If the size of the hole is different, different toolsets are also required, which is both unnecessary and time-consuming. Therefore, the holes and the VIAs should be made with the same tool such that the holes are of matching sizes. When there are no different sizes, the cost gets curtailed.
8. Pads Should Not Be Put In Silkscreen
The manufacturer of the Printed Circuit Board can get extremely annoyed if this general rule is not followed. One should strictly avoid putting the pads into the silkscreen. The solder mask and the silkscreen should be separated by a minimum distance of 0.003 inches. If not, the chances are high that the pan will contain the silkscreen.
When such a situation occurs, the process of soldering becomes automatically difficult. Hence, the Printed Circuit Board layout should always be rechecked, and silkscreen should not contain pads.
9. Pads Should Contain Solder Mask In Between
The Printed Circuit Boards are often completely damaged by the internal short circuits. This happens when the solder bridges are formed well. If the pads do not contain a solder mask between them, then the chances of solder bridges forming is very high.
Hence, it is quite important to know about the solder mask application, especially when the circuit boards with larger size and design is involved.
10. Size & Shape Component Footprints Should Be Correct
Another of the major things that many people overlook during the manufacturing and designing of the Printed Circuit Board is whether or not the Printed Circuit Board designed pads will be actually able to accommodate the components. The BoM or the Bill of Materials should always contain the mention of the components in question.
It is to be clearly seen if the required components will be able to fit or not. The fit should be proper. There should not be any cramping, and the location near the edges should be avoided as well. Every minute detail should be checked from top to bottom. In many cases, it has been seen that the component footprints are sized very inaccurately. In such cases, the soldering of the components is not done properly. In very bad cases, the assemblies can even see the components breaking. Therefore, the IPC standards should be maintained while designing the Printed Circuit Board. The layouts of the Printed Circuit Boards should be always checked up, and every minute detail should be considered.

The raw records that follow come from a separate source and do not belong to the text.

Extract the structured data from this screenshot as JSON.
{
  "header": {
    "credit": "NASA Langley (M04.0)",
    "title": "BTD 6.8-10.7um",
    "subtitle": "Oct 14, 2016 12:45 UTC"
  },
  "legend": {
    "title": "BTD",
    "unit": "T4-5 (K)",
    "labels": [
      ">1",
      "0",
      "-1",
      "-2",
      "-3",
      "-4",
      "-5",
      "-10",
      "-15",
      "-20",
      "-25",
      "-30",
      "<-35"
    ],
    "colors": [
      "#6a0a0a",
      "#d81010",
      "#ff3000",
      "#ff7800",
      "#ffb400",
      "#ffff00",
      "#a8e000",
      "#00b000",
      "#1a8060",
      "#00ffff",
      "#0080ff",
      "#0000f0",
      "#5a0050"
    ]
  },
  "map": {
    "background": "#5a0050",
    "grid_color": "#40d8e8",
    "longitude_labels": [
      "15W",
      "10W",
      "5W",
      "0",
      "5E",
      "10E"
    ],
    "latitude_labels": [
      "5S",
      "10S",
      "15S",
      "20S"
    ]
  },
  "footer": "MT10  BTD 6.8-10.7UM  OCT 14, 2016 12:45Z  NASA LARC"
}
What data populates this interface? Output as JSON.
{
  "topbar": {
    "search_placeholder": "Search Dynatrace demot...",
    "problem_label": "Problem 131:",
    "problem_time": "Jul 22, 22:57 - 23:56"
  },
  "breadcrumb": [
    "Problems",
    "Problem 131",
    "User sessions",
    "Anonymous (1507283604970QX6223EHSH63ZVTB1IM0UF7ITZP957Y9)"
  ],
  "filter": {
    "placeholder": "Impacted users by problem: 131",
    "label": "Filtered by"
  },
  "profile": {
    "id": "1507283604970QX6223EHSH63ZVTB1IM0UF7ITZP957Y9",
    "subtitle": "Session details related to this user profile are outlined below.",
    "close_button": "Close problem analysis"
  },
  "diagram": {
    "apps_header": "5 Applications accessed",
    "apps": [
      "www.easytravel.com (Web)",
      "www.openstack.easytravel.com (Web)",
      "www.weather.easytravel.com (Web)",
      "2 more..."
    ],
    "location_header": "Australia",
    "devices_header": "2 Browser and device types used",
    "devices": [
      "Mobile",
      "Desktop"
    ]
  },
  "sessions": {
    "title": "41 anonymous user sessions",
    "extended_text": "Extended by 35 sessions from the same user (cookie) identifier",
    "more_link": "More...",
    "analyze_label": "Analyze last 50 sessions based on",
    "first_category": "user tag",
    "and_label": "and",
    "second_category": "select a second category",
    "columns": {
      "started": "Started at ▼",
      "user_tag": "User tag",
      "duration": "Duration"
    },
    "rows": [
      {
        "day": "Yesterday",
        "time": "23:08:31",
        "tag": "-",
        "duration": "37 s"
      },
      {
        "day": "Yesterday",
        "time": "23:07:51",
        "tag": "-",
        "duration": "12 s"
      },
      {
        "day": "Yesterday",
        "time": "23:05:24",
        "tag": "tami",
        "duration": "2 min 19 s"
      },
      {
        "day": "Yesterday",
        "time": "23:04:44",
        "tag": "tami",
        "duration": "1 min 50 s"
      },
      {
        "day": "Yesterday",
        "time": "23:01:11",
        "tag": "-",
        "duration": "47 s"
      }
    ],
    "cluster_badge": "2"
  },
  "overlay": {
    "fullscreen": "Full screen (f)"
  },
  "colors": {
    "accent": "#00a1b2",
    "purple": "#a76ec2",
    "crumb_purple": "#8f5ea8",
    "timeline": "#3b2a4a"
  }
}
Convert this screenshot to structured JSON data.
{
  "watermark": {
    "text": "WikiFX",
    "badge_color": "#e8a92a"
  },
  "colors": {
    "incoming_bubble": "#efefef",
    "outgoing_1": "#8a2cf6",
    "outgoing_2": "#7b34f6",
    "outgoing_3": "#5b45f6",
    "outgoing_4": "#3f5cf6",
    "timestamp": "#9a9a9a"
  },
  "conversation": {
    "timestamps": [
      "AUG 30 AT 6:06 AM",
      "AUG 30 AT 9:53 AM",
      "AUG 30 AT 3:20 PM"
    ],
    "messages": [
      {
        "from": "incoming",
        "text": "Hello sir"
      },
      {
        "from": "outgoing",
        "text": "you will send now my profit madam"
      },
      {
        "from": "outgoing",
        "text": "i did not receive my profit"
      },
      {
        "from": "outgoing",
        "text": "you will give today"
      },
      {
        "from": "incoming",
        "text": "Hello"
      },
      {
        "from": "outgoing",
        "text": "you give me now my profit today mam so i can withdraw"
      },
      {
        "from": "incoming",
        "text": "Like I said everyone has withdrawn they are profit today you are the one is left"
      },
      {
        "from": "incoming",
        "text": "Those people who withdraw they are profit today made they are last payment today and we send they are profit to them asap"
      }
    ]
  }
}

When a manufacturing approach is taken for the design and manufacturing of the Printed Circuit Board, the designs can be mostly free from any kinds of risks. In most cases, if you need a proper Printed Circuit Board, the companies and industries should always be your target. With proper designing, the assembly is very well done. With multiple components to choose from, it is highly probable that there will be at least some kind of errors. Therefore, follow the steps given above to identify and know how to avoid the Printed Circuit Board mistakes.